Lately, you've heard and read a lot about potential No. 1 pick Ben Simmons and how he could be a Sixer soon. And you're going to hear and read a ton more about potential No. 1 pick Ben Simmons and how he could be a Sixer soon for the next three weeks and change.

But who cares about hearing and reading about him when we can actually watch him do some cool stuff instead?

Simmons posted the following video to his Twitter and Instagram accounts earlier on Sunday.

A lovely little strike on the pitch right past the keeper, something, something, Wayne Rooney, Leo Messi, Ronaldo's abs. That's the extent of my soccer knowledge. Though a guy who told me he knows some about soccer (I'll take his word for it) said that move is called a "rainbow kick." That sounds good. Let's go with that.

Simmons even tagged Messi in the Instagram vid. No response yet, though.

I like to think I know a little more about basketball than I do about soccer, so that swish after the rainbow kick was pretty nice.

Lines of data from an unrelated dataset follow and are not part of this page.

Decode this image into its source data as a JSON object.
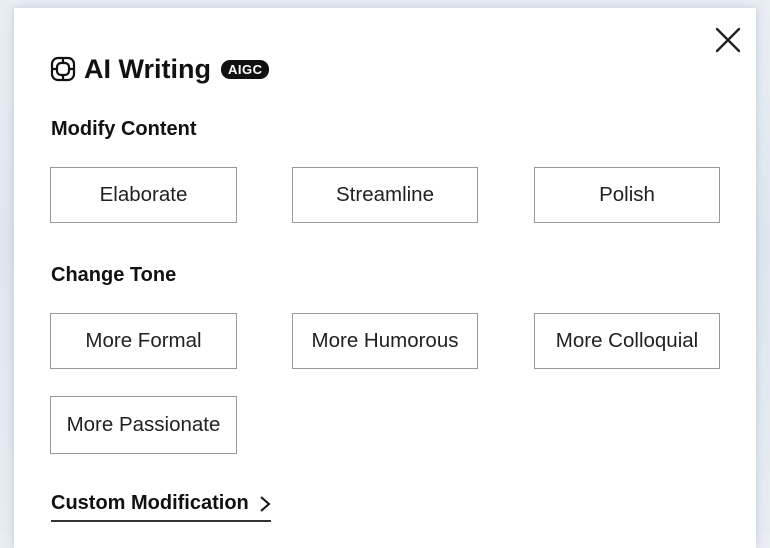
{
  "header": {
    "title": "AI Writing",
    "badge": "AIGC",
    "title_icon": "ai-logo-icon",
    "close_icon": "close-icon"
  },
  "sections": [
    {
      "label": "Modify Content",
      "options": [
        "Elaborate",
        "Streamline",
        "Polish"
      ]
    },
    {
      "label": "Change Tone",
      "options": [
        "More Formal",
        "More Humorous",
        "More Colloquial",
        "More Passionate"
      ]
    }
  ],
  "footer": {
    "custom_label": "Custom Modification",
    "custom_icon": "chevron-right-icon"
  },
  "colors": {
    "background": "#e5ebf1",
    "panel": "#ffffff",
    "text": "#111111",
    "border": "#9a9a9a",
    "badge_bg": "#111111"
  }
}
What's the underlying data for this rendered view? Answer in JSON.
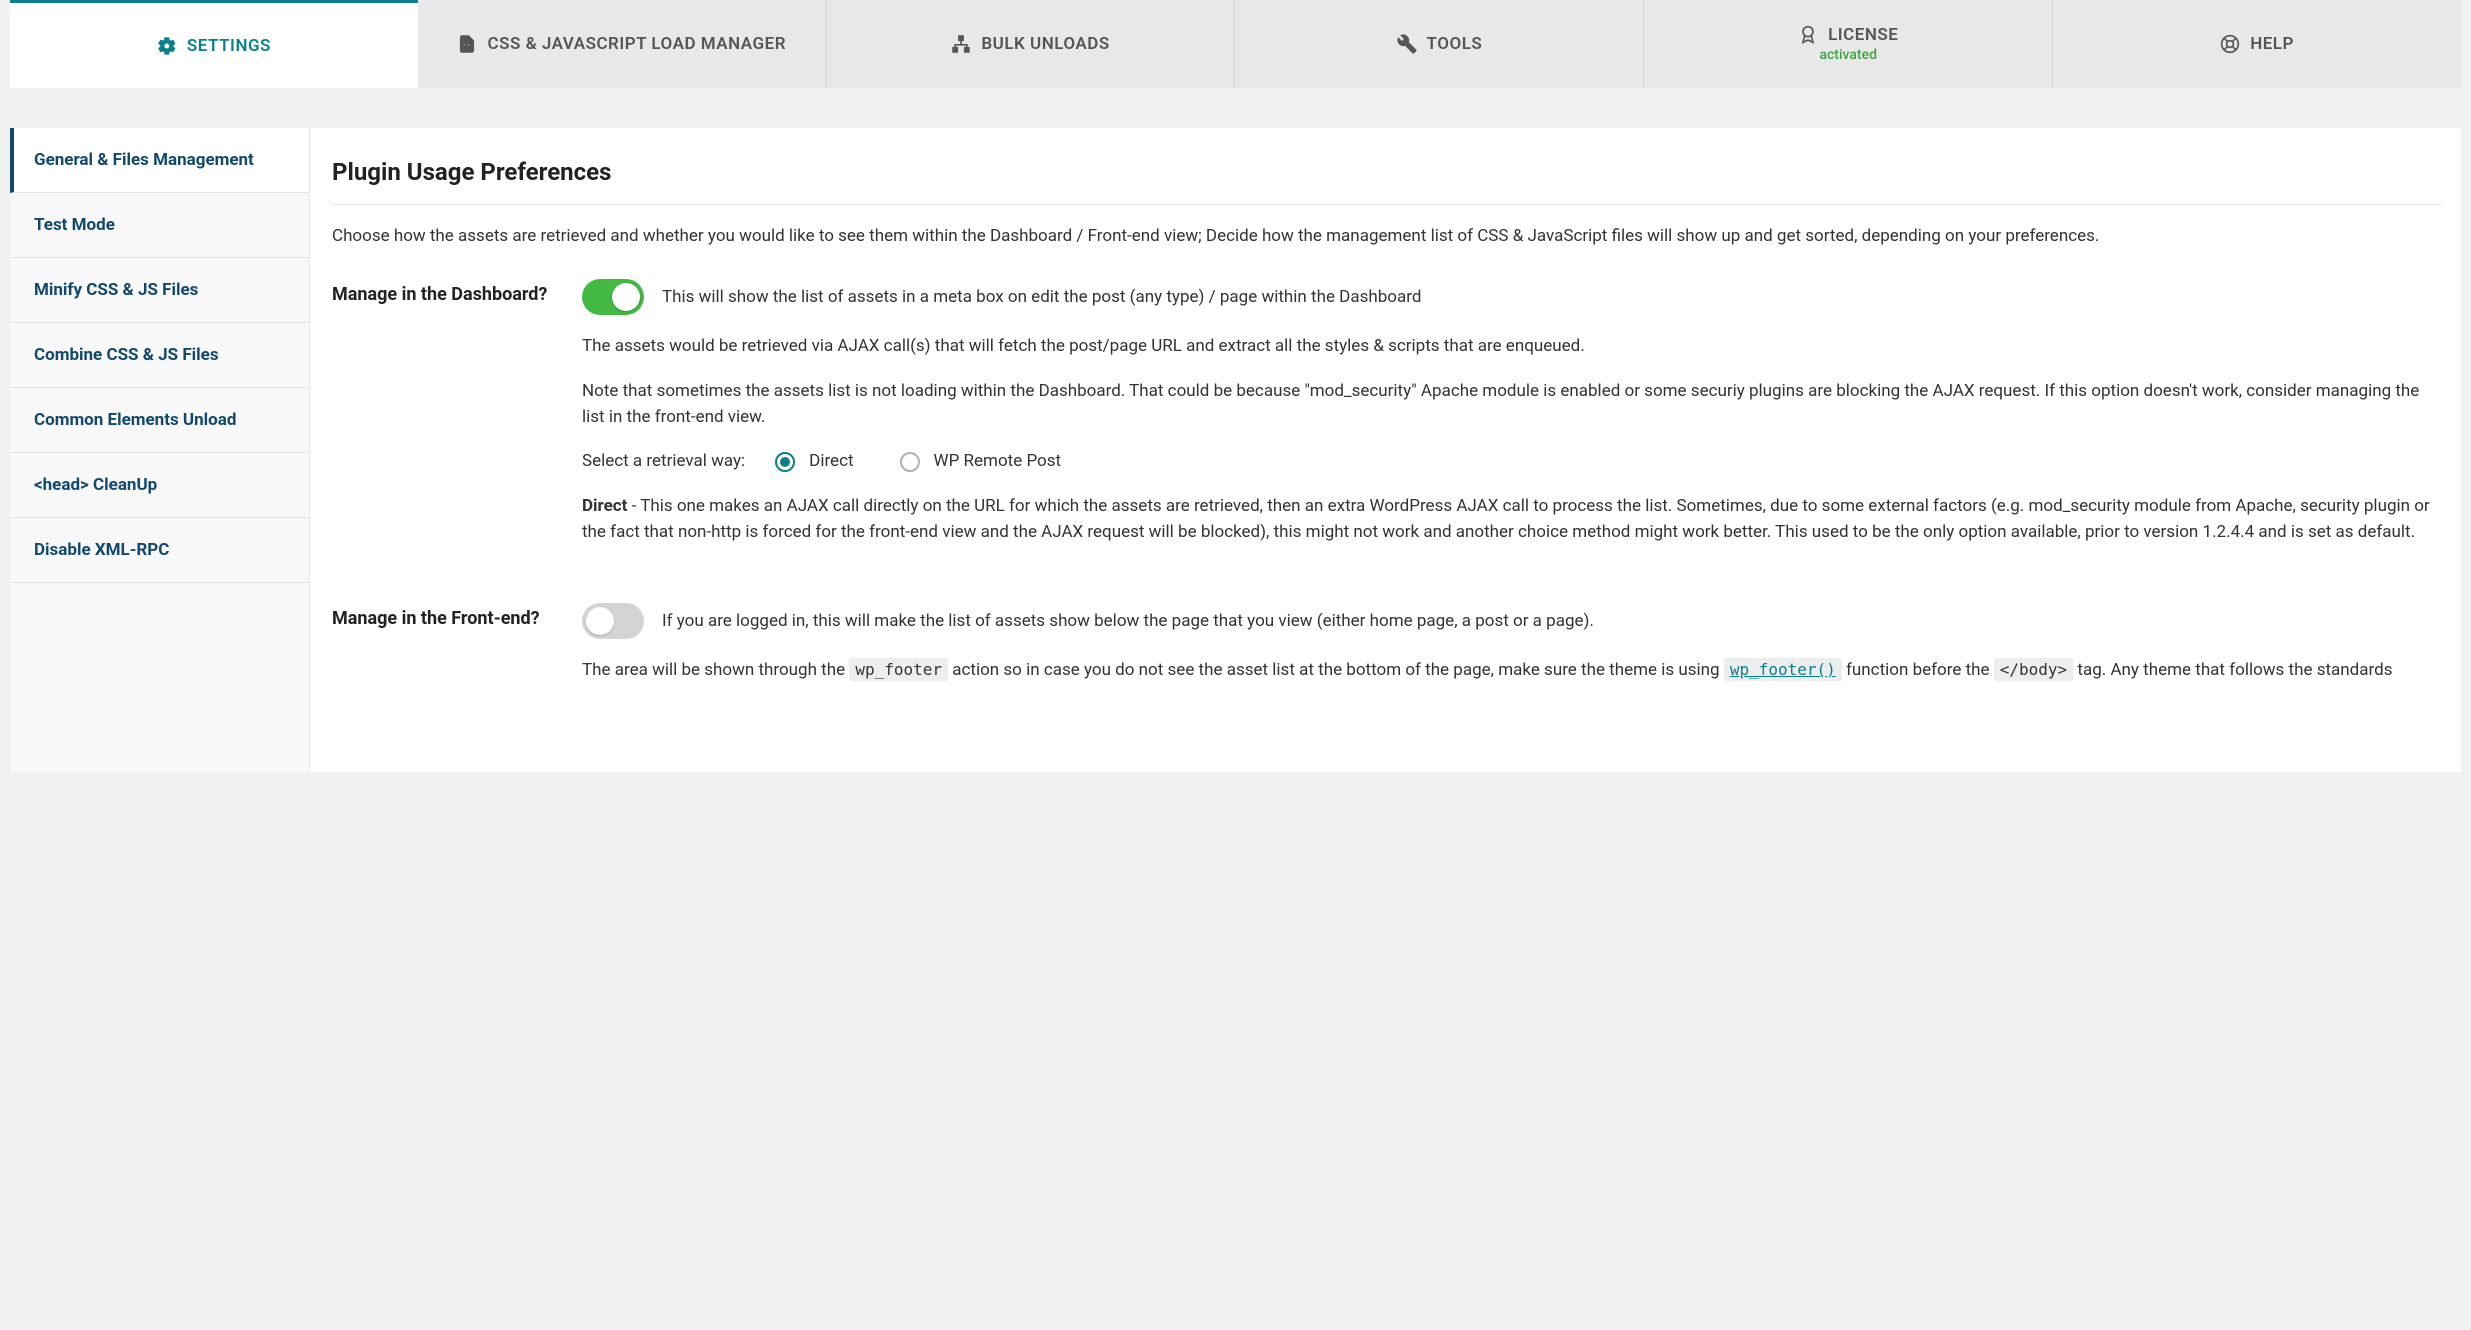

I'm not sure how foot-eye coordination translates to NBA success. But seeing as how traveling doesn't really exist in the NBA anyway, maybe Simmonds can get away with it.

Oh, wait, I've got an idea: Imagine he and Jo-Jo, who likes himself some futbol, kicking it up the court then finishing it off with the rainbow-kick alley oop.

Yeah, that's the good stuff.